Maddy feels an emotional and foundational safety with Olly that makes her feel physically safe as well. When Olly agrees to run away with Maddy, he knows it is a huge risk for her, but he also knows how important it is to her. Plus, he has the added incentive of escaping his own life. As Maddy’s newfound existence comes to life, she emerges cautiously into this unfamiliar world trusting Olly to guide her in every way. Although Maddy is out in the world, she remains in a bubble, looking out of the car window at real structures and people that mirror the imaginary world she used to create through the diorama.

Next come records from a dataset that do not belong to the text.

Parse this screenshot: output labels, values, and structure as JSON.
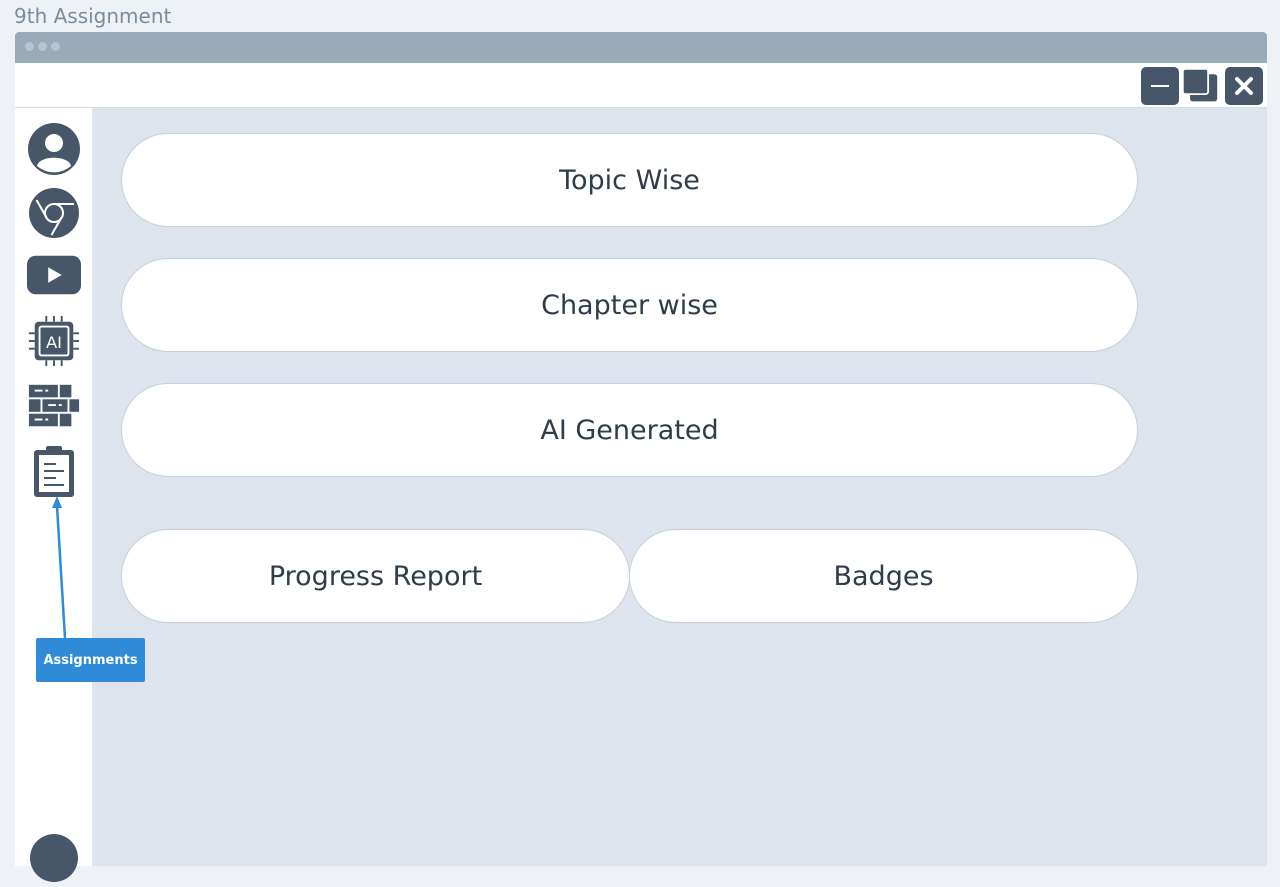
{
  "page": {
    "title": "9th Assignment"
  },
  "window": {
    "controls": {
      "minimize_icon": "minimize-icon",
      "maximize_icon": "restore-icon",
      "close_icon": "close-icon"
    }
  },
  "sidebar": {
    "items": [
      {
        "name": "profile",
        "icon": "user-icon"
      },
      {
        "name": "chrome",
        "icon": "chrome-icon"
      },
      {
        "name": "youtube",
        "icon": "youtube-icon"
      },
      {
        "name": "ai",
        "icon": "ai-chip-icon",
        "label": "AI"
      },
      {
        "name": "bricks",
        "icon": "bricks-icon"
      },
      {
        "name": "assignments",
        "icon": "clipboard-icon"
      }
    ],
    "bottom_avatar": "avatar"
  },
  "main": {
    "buttons": {
      "topic_wise": "Topic Wise",
      "chapter_wise": "Chapter wise",
      "ai_generated": "AI Generated",
      "progress_report": "Progress Report",
      "badges": "Badges"
    }
  },
  "tooltip": {
    "label": "Assignments"
  },
  "colors": {
    "background": "#eef2f6",
    "titlebar": "#9aaab8",
    "main": "#dde4ed",
    "icon": "#475769",
    "tooltip": "#2f8ad8"
  }
}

The visit with Carla at her home reveals that Carla is more concerned about Maddy’s life than her death. Carla’s relative ease with Maddy being out of the house hints that Carla is not as fixated on Maddy’s frailty as her mother is. Maddy’s mother has always been focused on Maddy’s physical health, while Carla has been more invested in Maddy’s mental wellbeing. Carla herself has been faced with taking a chance to explore a more fulfilling life, and she wholly endorses Maddy’s plan to take a similar risk. Carla aims to protect Maddy, but differently from her mother. Carla’s experience of feeling trapped in a life she would not choose prompts her to push Maddy to live her life the way that she wants to. Even if Carla might think that Maddy is at risk of dying, she does not discourage the adventure. It’s a demonstration of love for Maddy.

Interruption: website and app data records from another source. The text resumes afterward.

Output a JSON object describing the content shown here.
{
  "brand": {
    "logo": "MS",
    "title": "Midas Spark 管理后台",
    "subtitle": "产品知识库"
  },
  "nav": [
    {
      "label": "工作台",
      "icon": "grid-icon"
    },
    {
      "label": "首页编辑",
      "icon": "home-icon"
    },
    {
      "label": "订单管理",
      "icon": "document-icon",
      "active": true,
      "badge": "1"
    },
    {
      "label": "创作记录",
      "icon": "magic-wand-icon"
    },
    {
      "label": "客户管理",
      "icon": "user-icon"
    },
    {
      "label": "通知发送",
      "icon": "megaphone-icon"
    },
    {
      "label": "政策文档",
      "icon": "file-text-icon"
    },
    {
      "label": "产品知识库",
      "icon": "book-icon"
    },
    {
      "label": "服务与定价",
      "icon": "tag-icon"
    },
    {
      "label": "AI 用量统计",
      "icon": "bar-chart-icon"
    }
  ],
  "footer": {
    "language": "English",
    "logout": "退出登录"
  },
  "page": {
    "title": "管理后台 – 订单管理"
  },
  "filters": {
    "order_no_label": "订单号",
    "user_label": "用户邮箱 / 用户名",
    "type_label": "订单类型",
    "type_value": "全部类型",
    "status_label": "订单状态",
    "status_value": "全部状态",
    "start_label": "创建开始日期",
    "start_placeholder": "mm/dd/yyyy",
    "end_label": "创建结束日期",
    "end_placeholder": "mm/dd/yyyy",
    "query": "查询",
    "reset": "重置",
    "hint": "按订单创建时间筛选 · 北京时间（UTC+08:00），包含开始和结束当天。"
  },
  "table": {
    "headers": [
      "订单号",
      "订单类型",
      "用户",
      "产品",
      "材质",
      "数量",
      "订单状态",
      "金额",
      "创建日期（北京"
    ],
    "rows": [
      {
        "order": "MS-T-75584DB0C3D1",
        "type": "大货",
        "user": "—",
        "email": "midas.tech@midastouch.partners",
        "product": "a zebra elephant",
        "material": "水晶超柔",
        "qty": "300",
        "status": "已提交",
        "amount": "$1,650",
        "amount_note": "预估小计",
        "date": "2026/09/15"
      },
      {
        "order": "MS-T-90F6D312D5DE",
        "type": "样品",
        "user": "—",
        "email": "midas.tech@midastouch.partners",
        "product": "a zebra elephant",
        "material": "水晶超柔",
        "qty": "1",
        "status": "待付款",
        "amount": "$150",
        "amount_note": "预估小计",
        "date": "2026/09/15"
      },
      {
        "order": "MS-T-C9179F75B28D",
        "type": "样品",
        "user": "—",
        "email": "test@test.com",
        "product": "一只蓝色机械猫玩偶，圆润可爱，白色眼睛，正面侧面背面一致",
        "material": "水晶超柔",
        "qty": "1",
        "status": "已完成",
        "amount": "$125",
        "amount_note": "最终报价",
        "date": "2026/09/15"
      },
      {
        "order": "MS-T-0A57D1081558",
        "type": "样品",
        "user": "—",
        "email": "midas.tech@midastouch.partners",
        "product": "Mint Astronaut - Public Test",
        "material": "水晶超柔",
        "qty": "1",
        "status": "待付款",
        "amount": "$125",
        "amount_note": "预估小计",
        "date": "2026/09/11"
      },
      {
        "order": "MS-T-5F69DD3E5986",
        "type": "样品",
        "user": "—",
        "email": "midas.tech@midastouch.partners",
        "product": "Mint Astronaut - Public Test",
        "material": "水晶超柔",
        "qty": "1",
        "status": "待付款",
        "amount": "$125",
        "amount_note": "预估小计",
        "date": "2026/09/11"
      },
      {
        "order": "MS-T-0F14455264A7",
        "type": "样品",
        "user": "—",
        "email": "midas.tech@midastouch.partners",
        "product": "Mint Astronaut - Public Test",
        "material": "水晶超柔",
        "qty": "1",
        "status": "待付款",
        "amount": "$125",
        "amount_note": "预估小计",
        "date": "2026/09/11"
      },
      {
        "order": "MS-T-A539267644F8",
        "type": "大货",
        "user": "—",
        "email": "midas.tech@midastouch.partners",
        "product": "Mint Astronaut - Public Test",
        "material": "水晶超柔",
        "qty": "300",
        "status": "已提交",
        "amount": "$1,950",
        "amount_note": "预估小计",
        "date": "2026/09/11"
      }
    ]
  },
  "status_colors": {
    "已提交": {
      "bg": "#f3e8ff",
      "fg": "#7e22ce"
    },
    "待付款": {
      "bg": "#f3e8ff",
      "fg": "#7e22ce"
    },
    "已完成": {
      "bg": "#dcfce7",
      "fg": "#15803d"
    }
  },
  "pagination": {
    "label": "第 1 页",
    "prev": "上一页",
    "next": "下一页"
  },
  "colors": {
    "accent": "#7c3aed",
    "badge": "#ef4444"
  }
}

Maddy’s experience entering the ocean is a metaphor for her experience of falling in love with Olly, starting as a curiosity and transitioning to a more consuming experience. As she walks through the sand and into the ocean, the sand transitions from soft and dry to sticky before her feet sink into the surging water. Olly’s explanation of the ocean during their first meeting – that it was dangerous and life-threatening – foreshadows the death that Maddy is convinced is impending now that she’s fully experiencing life outside of her controlled environment. She often imagined what life would be like in the outside world, and now that she is experiencing it, she sees that every aspect is more exciting, though more complicated, than she initially imagined.
Maddy and Olly live in the moment, completely focused on each other while recognizing that their universe is forever changed. At this moment, Maddy is no longer an observer and is finally in a place where she does not need to imagine what life would be like if she was not isolated. Although Maddy has every reason to be fearful of what she is doing, she feels safe with Olly and submits to whatever may happen next. Olly has found someone who does not judge him, and Maddy has found someone who does not feel sorry for her. The declaration of their love and the intimacy they share are devoid of any threat of impending doom as they willfully live in the “now.”